## Assignment
One figure is the whole answer: the number of lines below that contain the word "Click".

[App and web page records]

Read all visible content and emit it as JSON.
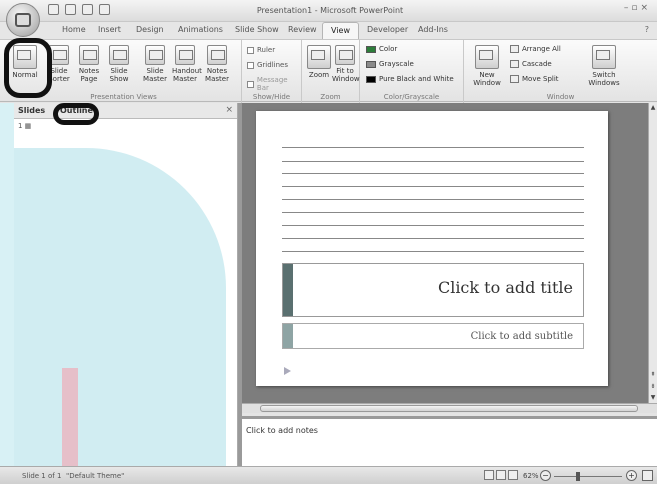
{
  "window": {
    "title": "Presentation1 - Microsoft PowerPoint"
  },
  "tabs": [
    "Home",
    "Insert",
    "Design",
    "Animations",
    "Slide Show",
    "Review",
    "View",
    "Developer",
    "Add-Ins"
  ],
  "active_tab": "View",
  "ribbon": {
    "presentation_views": {
      "label": "Presentation Views",
      "buttons": [
        {
          "label": "Normal"
        },
        {
          "label": "Slide Sorter"
        },
        {
          "label": "Notes Page"
        },
        {
          "label": "Slide Show"
        },
        {
          "label": "Slide Master"
        },
        {
          "label": "Handout Master"
        },
        {
          "label": "Notes Master"
        }
      ]
    },
    "show_hide": {
      "label": "Show/Hide",
      "items": [
        "Ruler",
        "Gridlines",
        "Message Bar"
      ]
    },
    "zoom": {
      "label": "Zoom",
      "buttons": [
        "Zoom",
        "Fit to Window"
      ]
    },
    "color_grayscale": {
      "label": "Color/Grayscale",
      "items": [
        {
          "label": "Color",
          "color": "#2d7d3a"
        },
        {
          "label": "Grayscale",
          "color": "#8a8a8a"
        },
        {
          "label": "Pure Black and White",
          "color": "#000000"
        }
      ]
    },
    "window": {
      "label": "Window",
      "new_window": "New Window",
      "items": [
        "Arrange All",
        "Cascade",
        "Move Split"
      ],
      "switch_windows": "Switch Windows"
    }
  },
  "left_panel": {
    "tabs": [
      "Slides",
      "Outline"
    ],
    "close": "×"
  },
  "slide": {
    "title_placeholder": "Click to add title",
    "subtitle_placeholder": "Click to add subtitle"
  },
  "notes": {
    "placeholder": "Click to add notes"
  },
  "status_bar": {
    "slide_count": "Slide 1 of 1",
    "theme": "\"Default Theme\"",
    "zoom": "62%"
  }
}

## Answer section
3